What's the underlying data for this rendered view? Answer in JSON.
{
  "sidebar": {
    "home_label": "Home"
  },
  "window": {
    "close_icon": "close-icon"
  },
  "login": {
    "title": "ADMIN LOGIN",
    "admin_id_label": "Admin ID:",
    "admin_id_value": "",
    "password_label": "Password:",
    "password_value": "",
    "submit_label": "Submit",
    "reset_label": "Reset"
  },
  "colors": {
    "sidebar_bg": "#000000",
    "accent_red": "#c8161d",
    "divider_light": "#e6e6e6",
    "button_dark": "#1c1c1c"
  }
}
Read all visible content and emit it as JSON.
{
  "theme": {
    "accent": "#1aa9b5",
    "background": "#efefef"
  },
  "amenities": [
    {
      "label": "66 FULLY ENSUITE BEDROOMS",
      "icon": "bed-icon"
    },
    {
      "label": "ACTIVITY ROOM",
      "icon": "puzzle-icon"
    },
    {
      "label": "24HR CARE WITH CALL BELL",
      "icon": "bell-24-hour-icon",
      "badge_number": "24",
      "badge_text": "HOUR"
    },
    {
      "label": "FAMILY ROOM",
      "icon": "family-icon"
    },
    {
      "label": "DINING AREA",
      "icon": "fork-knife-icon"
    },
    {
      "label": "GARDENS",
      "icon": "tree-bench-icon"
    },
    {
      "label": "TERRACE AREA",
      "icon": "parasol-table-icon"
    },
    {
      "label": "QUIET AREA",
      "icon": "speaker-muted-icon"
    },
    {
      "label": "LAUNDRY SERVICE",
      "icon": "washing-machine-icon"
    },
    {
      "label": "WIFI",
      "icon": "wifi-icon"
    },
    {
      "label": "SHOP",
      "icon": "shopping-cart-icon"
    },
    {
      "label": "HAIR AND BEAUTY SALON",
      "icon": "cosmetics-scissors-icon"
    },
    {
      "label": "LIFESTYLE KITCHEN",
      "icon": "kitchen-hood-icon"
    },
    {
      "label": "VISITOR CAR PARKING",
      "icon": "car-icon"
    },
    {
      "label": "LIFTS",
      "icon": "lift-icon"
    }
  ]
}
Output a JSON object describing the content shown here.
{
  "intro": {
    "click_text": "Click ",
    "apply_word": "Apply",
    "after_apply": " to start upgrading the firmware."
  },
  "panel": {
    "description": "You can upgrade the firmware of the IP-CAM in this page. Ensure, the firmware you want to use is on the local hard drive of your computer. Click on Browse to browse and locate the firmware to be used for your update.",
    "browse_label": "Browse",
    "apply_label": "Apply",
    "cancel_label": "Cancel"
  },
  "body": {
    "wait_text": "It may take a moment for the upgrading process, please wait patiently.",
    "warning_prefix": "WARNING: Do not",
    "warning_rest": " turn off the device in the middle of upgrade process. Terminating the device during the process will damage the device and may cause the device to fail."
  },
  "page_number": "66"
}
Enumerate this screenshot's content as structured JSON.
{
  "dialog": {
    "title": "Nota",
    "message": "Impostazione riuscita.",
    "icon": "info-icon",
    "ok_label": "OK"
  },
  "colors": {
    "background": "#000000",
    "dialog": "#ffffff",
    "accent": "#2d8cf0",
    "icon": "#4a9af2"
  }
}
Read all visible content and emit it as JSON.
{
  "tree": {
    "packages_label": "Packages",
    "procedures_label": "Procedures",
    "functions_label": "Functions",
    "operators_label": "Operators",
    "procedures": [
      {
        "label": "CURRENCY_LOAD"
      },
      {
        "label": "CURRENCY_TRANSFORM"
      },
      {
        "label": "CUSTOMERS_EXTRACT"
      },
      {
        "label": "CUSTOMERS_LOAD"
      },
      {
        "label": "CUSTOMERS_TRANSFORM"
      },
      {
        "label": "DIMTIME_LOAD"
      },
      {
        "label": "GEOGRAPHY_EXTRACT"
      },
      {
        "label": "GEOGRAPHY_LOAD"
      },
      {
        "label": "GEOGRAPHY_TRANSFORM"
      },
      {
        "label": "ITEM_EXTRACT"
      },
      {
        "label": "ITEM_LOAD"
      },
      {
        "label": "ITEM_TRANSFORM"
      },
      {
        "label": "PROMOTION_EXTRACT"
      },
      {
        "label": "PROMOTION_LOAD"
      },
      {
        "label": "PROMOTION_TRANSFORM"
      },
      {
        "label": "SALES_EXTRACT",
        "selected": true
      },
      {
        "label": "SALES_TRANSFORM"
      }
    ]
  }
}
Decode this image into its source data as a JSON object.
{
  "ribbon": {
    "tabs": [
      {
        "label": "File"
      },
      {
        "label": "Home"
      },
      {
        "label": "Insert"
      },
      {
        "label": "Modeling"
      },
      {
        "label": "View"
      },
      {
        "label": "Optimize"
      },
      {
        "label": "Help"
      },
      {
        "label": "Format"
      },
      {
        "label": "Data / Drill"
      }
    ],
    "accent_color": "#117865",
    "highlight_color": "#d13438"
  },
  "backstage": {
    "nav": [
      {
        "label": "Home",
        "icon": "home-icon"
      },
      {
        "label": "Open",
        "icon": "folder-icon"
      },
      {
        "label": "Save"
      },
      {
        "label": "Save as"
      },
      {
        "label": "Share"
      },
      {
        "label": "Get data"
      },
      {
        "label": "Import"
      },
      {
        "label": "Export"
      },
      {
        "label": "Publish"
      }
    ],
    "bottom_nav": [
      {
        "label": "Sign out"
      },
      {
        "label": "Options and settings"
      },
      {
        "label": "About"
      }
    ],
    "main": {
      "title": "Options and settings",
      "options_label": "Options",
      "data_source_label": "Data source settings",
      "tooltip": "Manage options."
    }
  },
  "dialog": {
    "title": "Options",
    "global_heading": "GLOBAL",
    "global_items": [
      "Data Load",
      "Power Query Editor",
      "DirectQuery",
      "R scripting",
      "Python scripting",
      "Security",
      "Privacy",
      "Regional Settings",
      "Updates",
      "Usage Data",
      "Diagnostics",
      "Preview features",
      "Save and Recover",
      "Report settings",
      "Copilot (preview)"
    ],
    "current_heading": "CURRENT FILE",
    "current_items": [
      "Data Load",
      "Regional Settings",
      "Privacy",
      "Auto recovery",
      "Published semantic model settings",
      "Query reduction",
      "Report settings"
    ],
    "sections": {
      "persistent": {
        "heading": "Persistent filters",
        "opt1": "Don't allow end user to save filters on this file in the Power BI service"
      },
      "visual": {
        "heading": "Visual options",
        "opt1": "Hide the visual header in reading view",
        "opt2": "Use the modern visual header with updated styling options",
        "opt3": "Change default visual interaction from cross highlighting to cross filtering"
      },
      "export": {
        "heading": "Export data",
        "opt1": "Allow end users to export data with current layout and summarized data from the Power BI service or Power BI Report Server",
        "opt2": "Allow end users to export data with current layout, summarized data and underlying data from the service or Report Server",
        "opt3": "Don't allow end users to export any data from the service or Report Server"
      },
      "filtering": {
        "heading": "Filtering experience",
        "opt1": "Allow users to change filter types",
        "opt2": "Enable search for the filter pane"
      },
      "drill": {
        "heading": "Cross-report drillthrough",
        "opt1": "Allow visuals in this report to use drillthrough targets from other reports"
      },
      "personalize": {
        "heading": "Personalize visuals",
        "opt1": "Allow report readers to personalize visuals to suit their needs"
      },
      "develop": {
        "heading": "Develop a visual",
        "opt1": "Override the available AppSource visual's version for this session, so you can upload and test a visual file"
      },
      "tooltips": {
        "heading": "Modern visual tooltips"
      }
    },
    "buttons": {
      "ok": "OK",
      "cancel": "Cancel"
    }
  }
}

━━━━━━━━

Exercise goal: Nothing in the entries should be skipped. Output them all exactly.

Written response:
What's the underlying data for this rendered view? Answer in JSON.
{
  "sidebar": {
    "home_label": "Home"
  },
  "window": {
    "close_icon": "close-icon"
  },
  "login": {
    "title": "ADMIN LOGIN",
    "admin_id_label": "Admin ID:",
    "admin_id_value": "",
    "password_label": "Password:",
    "password_value": "",
    "submit_label": "Submit",
    "reset_label": "Reset"
  },
  "colors": {
    "sidebar_bg": "#000000",
    "accent_red": "#c8161d",
    "divider_light": "#e6e6e6",
    "button_dark": "#1c1c1c"
  }
}
Read all visible content and emit it as JSON.
{
  "theme": {
    "accent": "#1aa9b5",
    "background": "#efefef"
  },
  "amenities": [
    {
      "label": "66 FULLY ENSUITE BEDROOMS",
      "icon": "bed-icon"
    },
    {
      "label": "ACTIVITY ROOM",
      "icon": "puzzle-icon"
    },
    {
      "label": "24HR CARE WITH CALL BELL",
      "icon": "bell-24-hour-icon",
      "badge_number": "24",
      "badge_text": "HOUR"
    },
    {
      "label": "FAMILY ROOM",
      "icon": "family-icon"
    },
    {
      "label": "DINING AREA",
      "icon": "fork-knife-icon"
    },
    {
      "label": "GARDENS",
      "icon": "tree-bench-icon"
    },
    {
      "label": "TERRACE AREA",
      "icon": "parasol-table-icon"
    },
    {
      "label": "QUIET AREA",
      "icon": "speaker-muted-icon"
    },
    {
      "label": "LAUNDRY SERVICE",
      "icon": "washing-machine-icon"
    },
    {
      "label": "WIFI",
      "icon": "wifi-icon"
    },
    {
      "label": "SHOP",
      "icon": "shopping-cart-icon"
    },
    {
      "label": "HAIR AND BEAUTY SALON",
      "icon": "cosmetics-scissors-icon"
    },
    {
      "label": "LIFESTYLE KITCHEN",
      "icon": "kitchen-hood-icon"
    },
    {
      "label": "VISITOR CAR PARKING",
      "icon": "car-icon"
    },
    {
      "label": "LIFTS",
      "icon": "lift-icon"
    }
  ]
}
Output a JSON object describing the content shown here.
{
  "intro": {
    "click_text": "Click ",
    "apply_word": "Apply",
    "after_apply": " to start upgrading the firmware."
  },
  "panel": {
    "description": "You can upgrade the firmware of the IP-CAM in this page. Ensure, the firmware you want to use is on the local hard drive of your computer. Click on Browse to browse and locate the firmware to be used for your update.",
    "browse_label": "Browse",
    "apply_label": "Apply",
    "cancel_label": "Cancel"
  },
  "body": {
    "wait_text": "It may take a moment for the upgrading process, please wait patiently.",
    "warning_prefix": "WARNING: Do not",
    "warning_rest": " turn off the device in the middle of upgrade process. Terminating the device during the process will damage the device and may cause the device to fail."
  },
  "page_number": "66"
}
Enumerate this screenshot's content as structured JSON.
{
  "dialog": {
    "title": "Nota",
    "message": "Impostazione riuscita.",
    "icon": "info-icon",
    "ok_label": "OK"
  },
  "colors": {
    "background": "#000000",
    "dialog": "#ffffff",
    "accent": "#2d8cf0",
    "icon": "#4a9af2"
  }
}
Read all visible content and emit it as JSON.
{
  "tree": {
    "packages_label": "Packages",
    "procedures_label": "Procedures",
    "functions_label": "Functions",
    "operators_label": "Operators",
    "procedures": [
      {
        "label": "CURRENCY_LOAD"
      },
      {
        "label": "CURRENCY_TRANSFORM"
      },
      {
        "label": "CUSTOMERS_EXTRACT"
      },
      {
        "label": "CUSTOMERS_LOAD"
      },
      {
        "label": "CUSTOMERS_TRANSFORM"
      },
      {
        "label": "DIMTIME_LOAD"
      },
      {
        "label": "GEOGRAPHY_EXTRACT"
      },
      {
        "label": "GEOGRAPHY_LOAD"
      },
      {
        "label": "GEOGRAPHY_TRANSFORM"
      },
      {
        "label": "ITEM_EXTRACT"
      },
      {
        "label": "ITEM_LOAD"
      },
      {
        "label": "ITEM_TRANSFORM"
      },
      {
        "label": "PROMOTION_EXTRACT"
      },
      {
        "label": "PROMOTION_LOAD"
      },
      {
        "label": "PROMOTION_TRANSFORM"
      },
      {
        "label": "SALES_EXTRACT",
        "selected": true
      },
      {
        "label": "SALES_TRANSFORM"
      }
    ]
  }
}
Decode this image into its source data as a JSON object.
{
  "ribbon": {
    "tabs": [
      {
        "label": "File"
      },
      {
        "label": "Home"
      },
      {
        "label": "Insert"
      },
      {
        "label": "Modeling"
      },
      {
        "label": "View"
      },
      {
        "label": "Optimize"
      },
      {
        "label": "Help"
      },
      {
        "label": "Format"
      },
      {
        "label": "Data / Drill"
      }
    ],
    "accent_color": "#117865",
    "highlight_color": "#d13438"
  },
  "backstage": {
    "nav": [
      {
        "label": "Home",
        "icon": "home-icon"
      },
      {
        "label": "Open",
        "icon": "folder-icon"
      },
      {
        "label": "Save"
      },
      {
        "label": "Save as"
      },
      {
        "label": "Share"
      },
      {
        "label": "Get data"
      },
      {
        "label": "Import"
      },
      {
        "label": "Export"
      },
      {
        "label": "Publish"
      }
    ],
    "bottom_nav": [
      {
        "label": "Sign out"
      },
      {
        "label": "Options and settings"
      },
      {
        "label": "About"
      }
    ],
    "main": {
      "title": "Options and settings",
      "options_label": "Options",
      "data_source_label": "Data source settings",
      "tooltip": "Manage options."
    }
  },
  "dialog": {
    "title": "Options",
    "global_heading": "GLOBAL",
    "global_items": [
      "Data Load",
      "Power Query Editor",
      "DirectQuery",
      "R scripting",
      "Python scripting",
      "Security",
      "Privacy",
      "Regional Settings",
      "Updates",
      "Usage Data",
      "Diagnostics",
      "Preview features",
      "Save and Recover",
      "Report settings",
      "Copilot (preview)"
    ],
    "current_heading": "CURRENT FILE",
    "current_items": [
      "Data Load",
      "Regional Settings",
      "Privacy",
      "Auto recovery",
      "Published semantic model settings",
      "Query reduction",
      "Report settings"
    ],
    "sections": {
      "persistent": {
        "heading": "Persistent filters",
        "opt1": "Don't allow end user to save filters on this file in the Power BI service"
      },
      "visual": {
        "heading": "Visual options",
        "opt1": "Hide the visual header in reading view",
        "opt2": "Use the modern visual header with updated styling options",
        "opt3": "Change default visual interaction from cross highlighting to cross filtering"
      },
      "export": {
        "heading": "Export data",
        "opt1": "Allow end users to export data with current layout and summarized data from the Power BI service or Power BI Report Server",
        "opt2": "Allow end users to export data with current layout, summarized data and underlying data from the service or Report Server",
        "opt3": "Don't allow end users to export any data from the service or Report Server"
      },
      "filtering": {
        "heading": "Filtering experience",
        "opt1": "Allow users to change filter types",
        "opt2": "Enable search for the filter pane"
      },
      "drill": {
        "heading": "Cross-report drillthrough",
        "opt1": "Allow visuals in this report to use drillthrough targets from other reports"
      },
      "personalize": {
        "heading": "Personalize visuals",
        "opt1": "Allow report readers to personalize visuals to suit their needs"
      },
      "develop": {
        "heading": "Develop a visual",
        "opt1": "Override the available AppSource visual's version for this session, so you can upload and test a visual file"
      },
      "tooltips": {
        "heading": "Modern visual tooltips"
      }
    },
    "buttons": {
      "ok": "OK",
      "cancel": "Cancel"
    }
  }
}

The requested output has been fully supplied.